What is expected >> Search the entries below for the string "不开启可自定义" and copy the lines that hold it.

Dataset rows for apps and sites
# # # #
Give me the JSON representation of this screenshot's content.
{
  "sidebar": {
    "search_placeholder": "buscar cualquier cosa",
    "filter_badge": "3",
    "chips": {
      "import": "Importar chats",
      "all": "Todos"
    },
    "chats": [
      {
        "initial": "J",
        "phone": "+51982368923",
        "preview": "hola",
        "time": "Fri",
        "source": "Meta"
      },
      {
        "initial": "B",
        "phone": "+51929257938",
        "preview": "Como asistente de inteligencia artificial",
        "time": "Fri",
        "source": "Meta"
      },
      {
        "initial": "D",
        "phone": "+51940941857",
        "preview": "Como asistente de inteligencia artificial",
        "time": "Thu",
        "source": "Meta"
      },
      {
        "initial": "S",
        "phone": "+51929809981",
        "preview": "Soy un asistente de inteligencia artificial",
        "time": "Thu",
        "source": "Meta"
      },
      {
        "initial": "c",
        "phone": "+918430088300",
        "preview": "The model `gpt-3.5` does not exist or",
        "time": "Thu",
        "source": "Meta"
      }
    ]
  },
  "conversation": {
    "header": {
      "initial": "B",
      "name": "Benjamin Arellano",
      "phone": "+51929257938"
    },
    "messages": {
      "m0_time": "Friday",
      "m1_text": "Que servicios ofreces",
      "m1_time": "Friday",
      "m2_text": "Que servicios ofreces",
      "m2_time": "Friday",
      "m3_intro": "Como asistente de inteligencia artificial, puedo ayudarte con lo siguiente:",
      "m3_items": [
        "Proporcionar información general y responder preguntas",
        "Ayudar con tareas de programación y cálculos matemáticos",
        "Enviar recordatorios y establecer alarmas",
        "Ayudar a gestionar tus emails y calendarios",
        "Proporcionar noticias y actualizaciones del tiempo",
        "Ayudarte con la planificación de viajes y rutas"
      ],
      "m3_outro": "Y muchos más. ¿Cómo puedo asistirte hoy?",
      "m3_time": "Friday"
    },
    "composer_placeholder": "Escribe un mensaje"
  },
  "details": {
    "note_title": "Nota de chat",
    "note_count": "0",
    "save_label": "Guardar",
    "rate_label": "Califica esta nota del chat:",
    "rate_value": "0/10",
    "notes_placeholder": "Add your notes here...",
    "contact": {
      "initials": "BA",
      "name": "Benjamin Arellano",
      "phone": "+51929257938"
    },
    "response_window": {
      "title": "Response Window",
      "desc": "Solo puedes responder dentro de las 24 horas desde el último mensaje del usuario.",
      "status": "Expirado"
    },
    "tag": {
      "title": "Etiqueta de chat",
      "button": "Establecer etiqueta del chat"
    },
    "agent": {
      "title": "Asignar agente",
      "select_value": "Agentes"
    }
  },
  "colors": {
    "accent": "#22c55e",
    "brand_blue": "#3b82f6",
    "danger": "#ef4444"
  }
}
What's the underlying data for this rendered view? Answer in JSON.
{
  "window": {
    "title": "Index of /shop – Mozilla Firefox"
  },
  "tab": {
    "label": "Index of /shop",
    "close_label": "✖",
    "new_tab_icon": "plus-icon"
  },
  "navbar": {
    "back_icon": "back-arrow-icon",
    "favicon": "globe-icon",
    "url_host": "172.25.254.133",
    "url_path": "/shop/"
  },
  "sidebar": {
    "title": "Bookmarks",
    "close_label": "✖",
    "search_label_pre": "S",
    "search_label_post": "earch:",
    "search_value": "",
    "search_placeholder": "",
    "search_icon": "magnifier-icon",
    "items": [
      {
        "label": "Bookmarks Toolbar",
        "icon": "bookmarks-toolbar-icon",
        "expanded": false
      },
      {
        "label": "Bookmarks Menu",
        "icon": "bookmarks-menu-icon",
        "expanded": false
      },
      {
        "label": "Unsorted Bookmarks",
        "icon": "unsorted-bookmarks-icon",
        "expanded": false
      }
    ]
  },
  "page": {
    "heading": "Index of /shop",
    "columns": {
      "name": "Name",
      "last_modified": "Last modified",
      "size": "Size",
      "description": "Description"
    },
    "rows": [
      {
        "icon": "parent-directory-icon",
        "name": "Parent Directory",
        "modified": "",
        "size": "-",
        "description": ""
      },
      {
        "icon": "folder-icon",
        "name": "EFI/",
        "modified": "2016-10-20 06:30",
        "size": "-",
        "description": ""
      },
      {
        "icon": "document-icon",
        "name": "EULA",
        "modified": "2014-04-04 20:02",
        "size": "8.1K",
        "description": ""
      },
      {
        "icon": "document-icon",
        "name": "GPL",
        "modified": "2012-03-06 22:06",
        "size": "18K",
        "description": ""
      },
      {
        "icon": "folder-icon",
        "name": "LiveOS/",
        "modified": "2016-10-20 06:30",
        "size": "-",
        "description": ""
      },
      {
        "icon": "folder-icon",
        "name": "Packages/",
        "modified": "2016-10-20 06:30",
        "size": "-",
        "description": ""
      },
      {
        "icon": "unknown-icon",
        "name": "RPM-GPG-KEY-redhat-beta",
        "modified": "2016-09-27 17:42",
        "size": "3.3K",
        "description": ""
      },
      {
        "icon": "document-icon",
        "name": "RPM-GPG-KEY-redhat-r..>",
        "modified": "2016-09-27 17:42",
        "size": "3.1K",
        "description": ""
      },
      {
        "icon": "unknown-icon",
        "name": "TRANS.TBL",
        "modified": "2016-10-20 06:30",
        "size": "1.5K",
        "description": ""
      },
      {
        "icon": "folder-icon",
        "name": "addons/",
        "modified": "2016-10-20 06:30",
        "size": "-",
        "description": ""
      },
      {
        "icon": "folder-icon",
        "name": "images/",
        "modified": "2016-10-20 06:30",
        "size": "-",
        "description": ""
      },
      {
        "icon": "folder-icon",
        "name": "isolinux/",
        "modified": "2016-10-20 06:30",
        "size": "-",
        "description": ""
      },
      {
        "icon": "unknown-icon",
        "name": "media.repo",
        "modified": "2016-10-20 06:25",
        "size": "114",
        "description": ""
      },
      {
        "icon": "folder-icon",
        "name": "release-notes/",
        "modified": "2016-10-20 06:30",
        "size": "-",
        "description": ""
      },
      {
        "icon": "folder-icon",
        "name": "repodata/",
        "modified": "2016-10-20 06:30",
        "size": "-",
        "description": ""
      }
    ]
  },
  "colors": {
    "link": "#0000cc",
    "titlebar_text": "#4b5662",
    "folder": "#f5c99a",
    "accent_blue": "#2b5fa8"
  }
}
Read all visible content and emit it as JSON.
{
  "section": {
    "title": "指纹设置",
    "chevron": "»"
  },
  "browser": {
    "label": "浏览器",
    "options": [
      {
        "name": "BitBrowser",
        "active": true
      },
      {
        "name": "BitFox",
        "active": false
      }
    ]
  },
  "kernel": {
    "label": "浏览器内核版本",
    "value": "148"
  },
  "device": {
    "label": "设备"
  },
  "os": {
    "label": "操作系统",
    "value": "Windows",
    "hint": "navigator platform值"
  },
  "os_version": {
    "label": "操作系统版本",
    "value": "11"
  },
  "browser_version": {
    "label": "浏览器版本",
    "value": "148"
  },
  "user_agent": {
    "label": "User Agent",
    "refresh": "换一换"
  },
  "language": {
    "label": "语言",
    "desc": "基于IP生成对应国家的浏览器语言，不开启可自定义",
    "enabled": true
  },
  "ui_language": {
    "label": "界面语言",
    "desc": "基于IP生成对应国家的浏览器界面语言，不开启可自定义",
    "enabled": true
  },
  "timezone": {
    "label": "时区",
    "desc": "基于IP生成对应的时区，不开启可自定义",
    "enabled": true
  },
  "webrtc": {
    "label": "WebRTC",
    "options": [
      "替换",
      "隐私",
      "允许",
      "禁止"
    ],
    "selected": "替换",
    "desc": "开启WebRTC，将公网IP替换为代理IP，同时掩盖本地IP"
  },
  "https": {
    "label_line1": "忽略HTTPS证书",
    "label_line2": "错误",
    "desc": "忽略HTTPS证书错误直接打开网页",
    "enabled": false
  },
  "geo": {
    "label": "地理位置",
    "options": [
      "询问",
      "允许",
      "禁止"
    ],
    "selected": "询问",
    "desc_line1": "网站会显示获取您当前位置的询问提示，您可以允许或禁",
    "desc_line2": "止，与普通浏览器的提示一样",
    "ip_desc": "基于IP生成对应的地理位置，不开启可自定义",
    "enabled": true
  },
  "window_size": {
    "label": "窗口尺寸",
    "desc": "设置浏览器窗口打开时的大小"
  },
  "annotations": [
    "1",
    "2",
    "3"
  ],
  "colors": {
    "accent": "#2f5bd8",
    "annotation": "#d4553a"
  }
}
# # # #
Solution to this problem >>
    "desc": "基于IP生成对应国家的浏览器语言，不开启可自定义",
    "desc": "基于IP生成对应国家的浏览器界面语言，不开启可自定义",
    "desc": "基于IP生成对应的时区，不开启可自定义",
    "ip_desc": "基于IP生成对应的地理位置，不开启可自定义",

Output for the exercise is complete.